→ **EXERCISE DATA**
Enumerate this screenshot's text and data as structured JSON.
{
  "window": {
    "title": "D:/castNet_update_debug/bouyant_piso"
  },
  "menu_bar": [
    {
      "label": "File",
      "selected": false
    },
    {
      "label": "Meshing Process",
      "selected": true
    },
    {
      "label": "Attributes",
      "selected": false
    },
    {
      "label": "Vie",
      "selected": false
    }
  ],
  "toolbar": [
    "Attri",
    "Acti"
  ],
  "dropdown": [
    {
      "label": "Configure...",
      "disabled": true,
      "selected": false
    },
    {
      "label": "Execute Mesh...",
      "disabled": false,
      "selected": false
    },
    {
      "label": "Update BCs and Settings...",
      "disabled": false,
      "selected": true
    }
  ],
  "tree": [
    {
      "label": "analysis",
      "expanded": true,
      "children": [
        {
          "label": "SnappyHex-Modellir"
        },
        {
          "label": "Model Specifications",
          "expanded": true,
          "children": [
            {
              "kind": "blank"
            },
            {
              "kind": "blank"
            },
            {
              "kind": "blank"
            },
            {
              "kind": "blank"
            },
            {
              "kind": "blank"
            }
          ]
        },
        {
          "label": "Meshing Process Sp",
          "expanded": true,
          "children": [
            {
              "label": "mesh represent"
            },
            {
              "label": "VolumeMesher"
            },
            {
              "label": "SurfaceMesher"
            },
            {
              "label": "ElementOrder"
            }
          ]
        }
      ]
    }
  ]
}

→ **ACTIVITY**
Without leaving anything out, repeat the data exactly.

→ **SOLUTION FOR THIS EXERCISE**
Enumerate this screenshot's text and data as structured JSON.
{
  "window": {
    "title": "D:/castNet_update_debug/bouyant_piso"
  },
  "menu_bar": [
    {
      "label": "File",
      "selected": false
    },
    {
      "label": "Meshing Process",
      "selected": true
    },
    {
      "label": "Attributes",
      "selected": false
    },
    {
      "label": "Vie",
      "selected": false
    }
  ],
  "toolbar": [
    "Attri",
    "Acti"
  ],
  "dropdown": [
    {
      "label": "Configure...",
      "disabled": true,
      "selected": false
    },
    {
      "label": "Execute Mesh...",
      "disabled": false,
      "selected": false
    },
    {
      "label": "Update BCs and Settings...",
      "disabled": false,
      "selected": true
    }
  ],
  "tree": [
    {
      "label": "analysis",
      "expanded": true,
      "children": [
        {
          "label": "SnappyHex-Modellir"
        },
        {
          "label": "Model Specifications",
          "expanded": true,
          "children": [
            {
              "kind": "blank"
            },
            {
              "kind": "blank"
            },
            {
              "kind": "blank"
            },
            {
              "kind": "blank"
            },
            {
              "kind": "blank"
            }
          ]
        },
        {
          "label": "Meshing Process Sp",
          "expanded": true,
          "children": [
            {
              "label": "mesh represent"
            },
            {
              "label": "VolumeMesher"
            },
            {
              "label": "SurfaceMesher"
            },
            {
              "label": "ElementOrder"
            }
          ]
        }
      ]
    }
  ]
}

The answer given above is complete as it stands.